If a person can take a loan and service that through EMI, it means that the person has that much surplus. In a rent situation, the surplus would be less the rent paid. As seen before, the EMI for a property would be between 3-4 times of the rent, for a similar property. Hence, there will be a good surplus which can be invested. The invested amount accumulates over time and can help in buying a property.
Studies of the cost of homes as the number of times annual income has actually come down, not gone up. This is called affordability ratio. A study by HDFC shows that the ratio was 22 in 1994-95. It has come down to just 4.7 in 2012-13. We don’t have the latest data, but it would have come down even more now as property prices are stagnant or have come down since.
Is buying own residence a good idea? If so, when should we buy?
One may want to buy a property to live in and there is nothing wrong with that. What is wrong is probably the timing of the property buy.
Early in one’s career, it may be a good idea to stay on rent as most people are very mobile and go where their career takes them. Hence, even if they buy a property in one city, they may not be able to stay in it as they may need to move to another city. In such a situation, one will be paying an EMI for one’s own home & rent for the home in the other city. This beats the idea of buying the home for self-use. Also, rental yields are so low in India – less than 2% after society charges, property tax & Income tax – that renting out one’s home is a financially poor option.
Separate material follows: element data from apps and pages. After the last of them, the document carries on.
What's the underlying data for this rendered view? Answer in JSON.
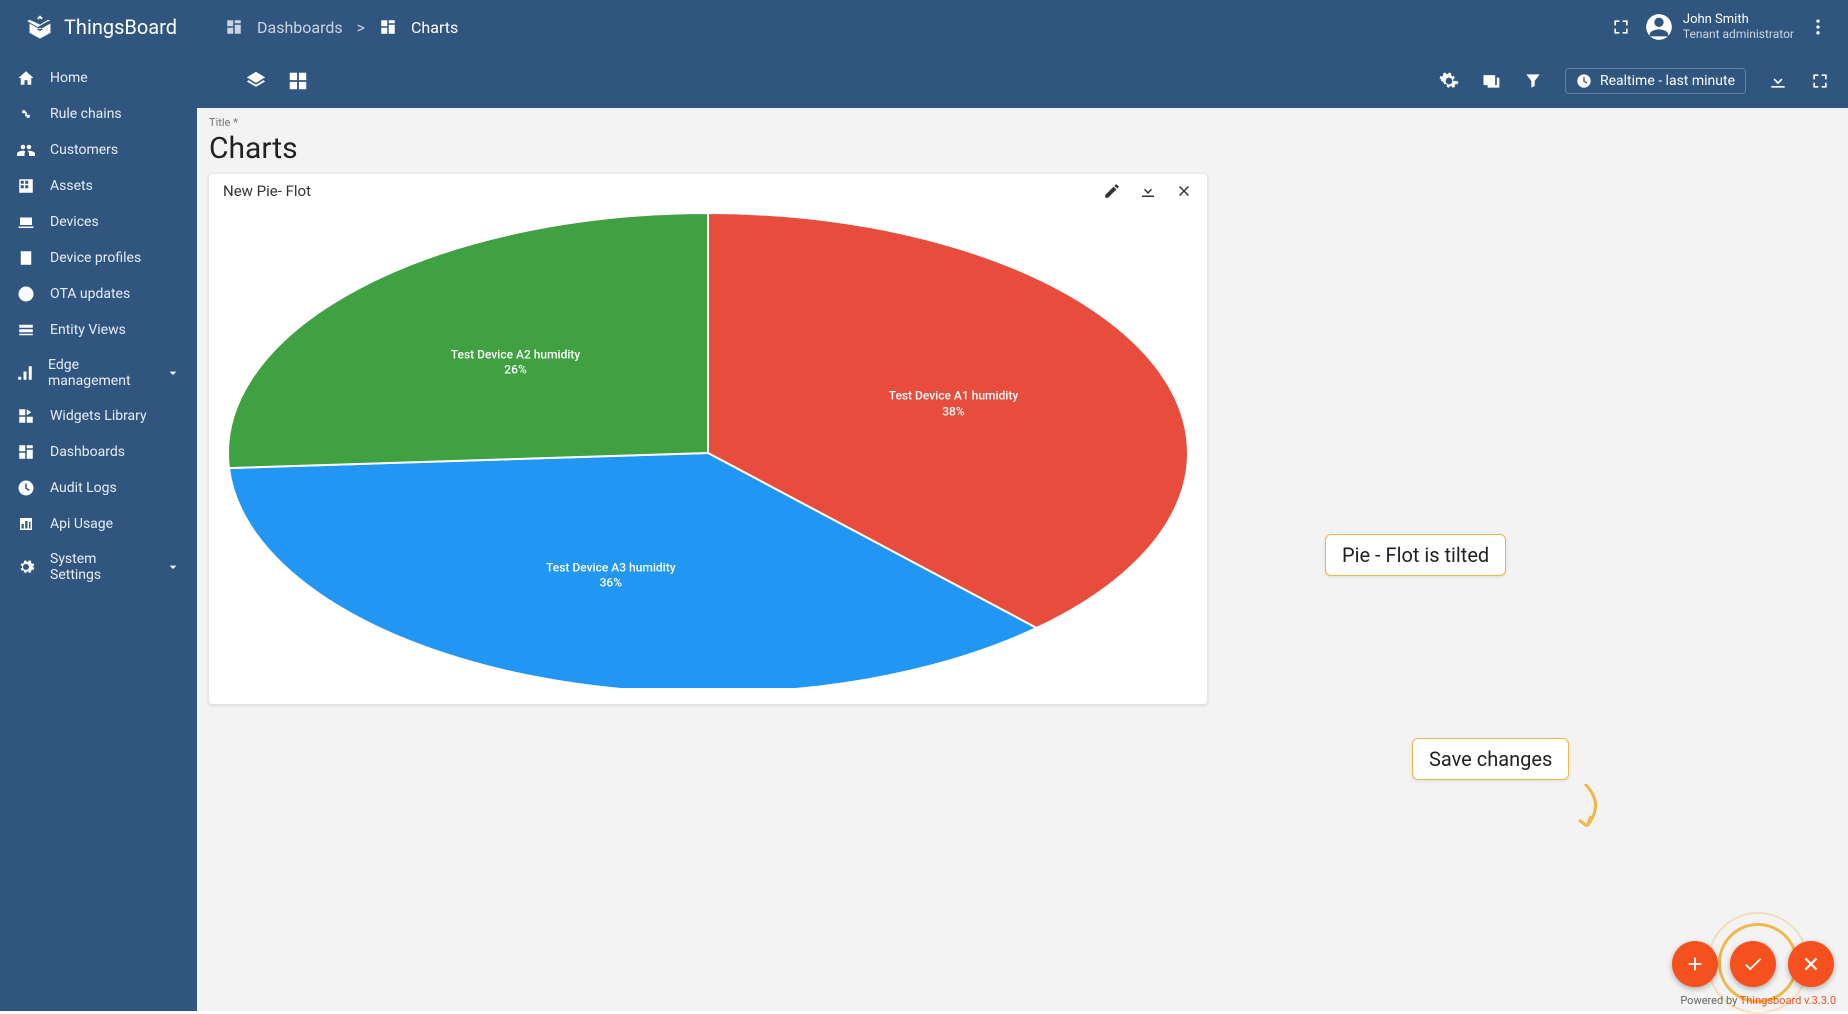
{
  "brand": "ThingsBoard",
  "breadcrumb": {
    "root": "Dashboards",
    "current": "Charts",
    "sep": ">"
  },
  "user": {
    "name": "John Smith",
    "role": "Tenant administrator"
  },
  "sidebar": {
    "items": [
      {
        "label": "Home"
      },
      {
        "label": "Rule chains"
      },
      {
        "label": "Customers"
      },
      {
        "label": "Assets"
      },
      {
        "label": "Devices"
      },
      {
        "label": "Device profiles"
      },
      {
        "label": "OTA updates"
      },
      {
        "label": "Entity Views"
      },
      {
        "label": "Edge management",
        "expandable": true
      },
      {
        "label": "Widgets Library"
      },
      {
        "label": "Dashboards"
      },
      {
        "label": "Audit Logs"
      },
      {
        "label": "Api Usage"
      },
      {
        "label": "System Settings",
        "expandable": true
      }
    ]
  },
  "toolbar": {
    "time": "Realtime - last minute"
  },
  "page": {
    "title_label": "Title *",
    "title": "Charts"
  },
  "widget": {
    "title": "New Pie- Flot"
  },
  "annotations": {
    "tilt": "Pie - Flot is tilted",
    "save": "Save changes"
  },
  "footer": {
    "prefix": "Powered by ",
    "product": "Thingsboard v.3.3.0"
  },
  "chart_data": {
    "type": "pie",
    "title": "New Pie- Flot",
    "series": [
      {
        "name": "Test Device A1 humidity",
        "value": 38,
        "label": "38%",
        "color": "#e74c3c"
      },
      {
        "name": "Test Device A3 humidity",
        "value": 36,
        "label": "36%",
        "color": "#2196f3"
      },
      {
        "name": "Test Device A2 humidity",
        "value": 26,
        "label": "26%",
        "color": "#3fa142"
      }
    ],
    "style": "tilted-ellipse"
  }
}
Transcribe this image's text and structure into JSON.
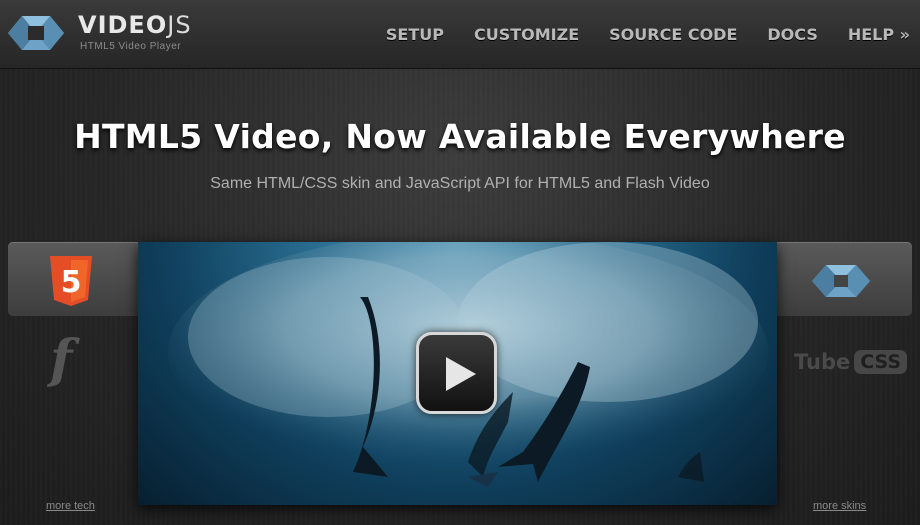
{
  "header": {
    "brand_main": "VIDEO",
    "brand_js": "JS",
    "tagline": "HTML5 Video Player",
    "nav": [
      {
        "label": "SETUP"
      },
      {
        "label": "CUSTOMIZE"
      },
      {
        "label": "SOURCE CODE"
      },
      {
        "label": "DOCS"
      },
      {
        "label": "HELP »"
      }
    ]
  },
  "hero": {
    "headline": "HTML5 Video, Now Available Everywhere",
    "subhead": "Same HTML/CSS skin and JavaScript API for HTML5 and Flash Video"
  },
  "tech": {
    "html5_badge_text": "5",
    "flash_glyph": "f",
    "tube_word": "Tube",
    "css_word": "CSS",
    "more_tech_label": "more tech",
    "more_skins_label": "more skins"
  },
  "colors": {
    "html5_orange": "#e44d26",
    "logo_blue": "#5b8fb1",
    "background": "#1f1f1f"
  },
  "icons": {
    "logo": "videojs-logo-icon",
    "play": "play-icon"
  }
}
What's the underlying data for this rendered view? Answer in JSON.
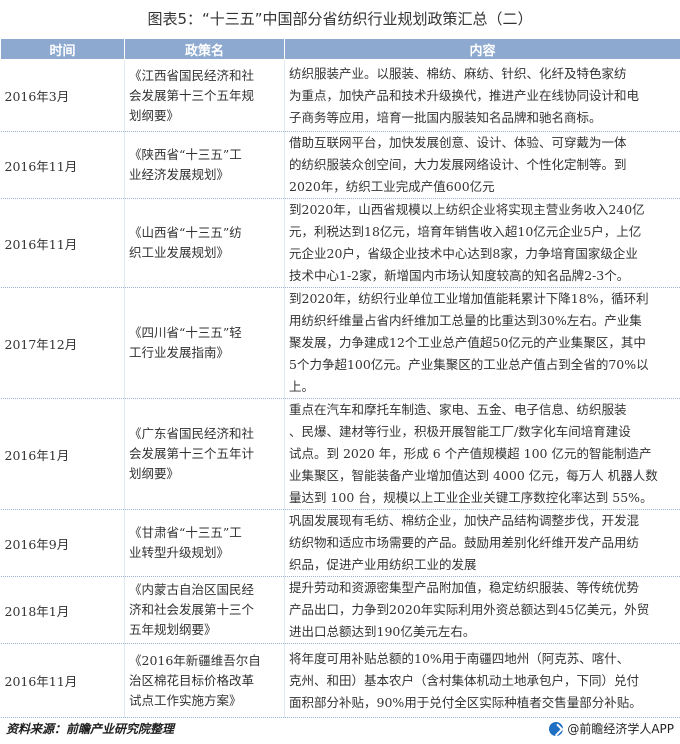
{
  "title": "图表5：“十三五”中国部分省纺织行业规划政策汇总（二）",
  "columns": {
    "time": "时间",
    "policy": "政策名",
    "content": "内容"
  },
  "rows": [
    {
      "time": "2016年3月",
      "policy": [
        "《江西省国民经济和社",
        "会发展第十三个五年规",
        "划纲要》"
      ],
      "content": [
        "纺织服装产业。以服装、棉纺、麻纺、针织、化纤及特色家纺",
        "为重点，加快产品和技术升级换代，推进产业在线协同设计和电",
        "子商务等应用，培育一批国内服装知名品牌和驰名商标。"
      ]
    },
    {
      "time": "2016年11月",
      "policy": [
        "《陕西省“十三五”工",
        "业经济发展规划》"
      ],
      "content": [
        "借助互联网平台，加快发展创意、设计、体验、可穿戴为一体",
        "的纺织服装众创空间，大力发展网络设计、个性化定制等。到",
        "2020年，纺织工业完成产值600亿元"
      ]
    },
    {
      "time": "2016年11月",
      "policy": [
        "《山西省“十三五”纺",
        "织工业发展规划》"
      ],
      "content": [
        "到2020年，山西省规模以上纺织企业将实现主营业务收入240亿",
        "元，利税达到18亿元，培育年销售收入超10亿元企业5户，上亿",
        "元企业20户，省级企业技术中心达到8家，力争培育国家级企业",
        "技术中心1-2家，新增国内市场认知度较高的知名品牌2-3个。"
      ]
    },
    {
      "time": "2017年12月",
      "policy": [
        "《四川省“十三五”轻",
        "工行业发展指南》"
      ],
      "content": [
        "到2020年，纺织行业单位工业增加值能耗累计下降18%，循环利",
        "用纺织纤维量占省内纤维加工总量的比重达到30%左右。产业集",
        "聚发展，力争建成12个工业总产值超50亿元的产业集聚区，其中",
        "5个力争超100亿元。产业集聚区的工业总产值占到全省的70%以",
        "上。"
      ]
    },
    {
      "time": "2016年1月",
      "policy": [
        "《广东省国民经济和社",
        "会发展第十三个五年计",
        "划纲要》"
      ],
      "content": [
        "重点在汽车和摩托车制造、家电、五金、电子信息、纺织服装",
        "、民爆、建材等行业，积极开展智能工厂/数字化车间培育建设",
        "试点。到 2020 年，形成 6 个产值规模超 100 亿元的智能制造产",
        "业集聚区，智能装备产业增加值达到 4000 亿元，每万人 机器人数",
        "量达到 100 台，规模以上工业企业关键工序数控化率达到 55%。"
      ]
    },
    {
      "time": "2016年9月",
      "policy": [
        "《甘肃省“十三五”工",
        "业转型升级规划》"
      ],
      "content": [
        "巩固发展现有毛纺、棉纺企业，加快产品结构调整步伐，开发混",
        "纺织物和适应市场需要的产品。鼓励用差别化纤维开发产品用纺",
        "织品，促进产业用纺织工业的发展"
      ]
    },
    {
      "time": "2018年1月",
      "policy": [
        "《内蒙古自治区国民经",
        "济和社会发展第十三个",
        "五年规划纲要》"
      ],
      "content": [
        "提升劳动和资源密集型产品附加值，稳定纺织服装、等传统优势",
        "产品出口，力争到2020年实际利用外资总额达到45亿美元，外贸",
        "进出口总额达到190亿美元左右。"
      ]
    },
    {
      "time": "2016年11月",
      "policy": [
        "《2016年新疆维吾尔自",
        "治区棉花目标价格改革",
        "试点工作实施方案》"
      ],
      "content": [
        "将年度可用补贴总额的10%用于南疆四地州（阿克苏、喀什、",
        "克州、和田）基本农户（含村集体机动土地承包户，下同）兑付",
        "面积部分补贴，90%用于兑付全区实际种植者交售量部分补贴。"
      ]
    }
  ],
  "footer": {
    "source": "资料来源：前瞻产业研究院整理",
    "brand": "@前瞻经济学人APP"
  }
}
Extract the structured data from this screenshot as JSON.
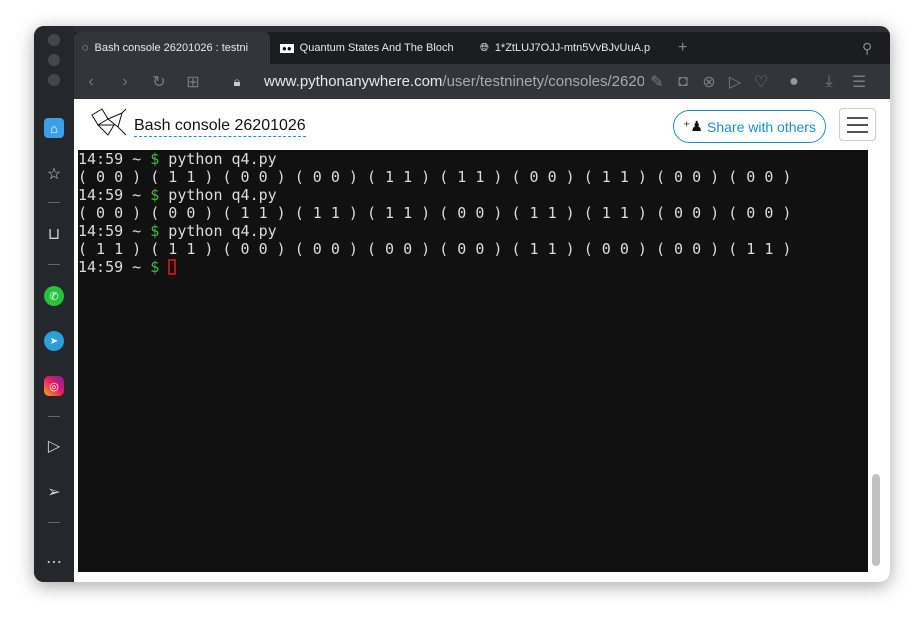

Residential property should be bought only when there is reasonable certainty of staying put in that place. This normally happens in the late thirties or early forties & that could be the time to buy one’s residence. It can, of course, vary a bit from person to person, depending on their situation.
Even after careful consideration, things change & it is possible that people may have to move cities. But, to circumvent this, some people keep their families in one place, especially if the children have come to higher classes; the person who is working in another city travels to and fro between cities.
What percentage one should pay upfront & what portion should be as a loan?
Most banks/ Home finance institutions are willing to fund 80% of the property price, it may be a good idea to be able to pay a higher percentage from one’s savings & keep the borrowing as a percentage low.
If a person is buying the property later in life as suggested, the amount of upfront payment can roughly be one half & the other half can be through loans.
People buying very early end up borrowing over 90% of the property cost from banking and other sources. With such high borrowings, money position becomes tight.
During the early phases of life, there are many aspirations one may have – buying mobiles, gifting, holidays, etc. The home would ensure that none of that would be really feasible. Also, one cannot call a property as one’s own, where one’s equity is 10% or less – if that is the reason to buy the property!
Own residence should be bought later in life when one is able to pay nearly half of the property cost & when one is reasonably certain that this is the city & place where they want to settle. Getting carried away and buying properties due to family pressure, wrong convictions, faulty financial ideas – would do more harm than good.
Roam free early on. Let family, peers, etc. not push you around. Settle for a home, only when you are really ready.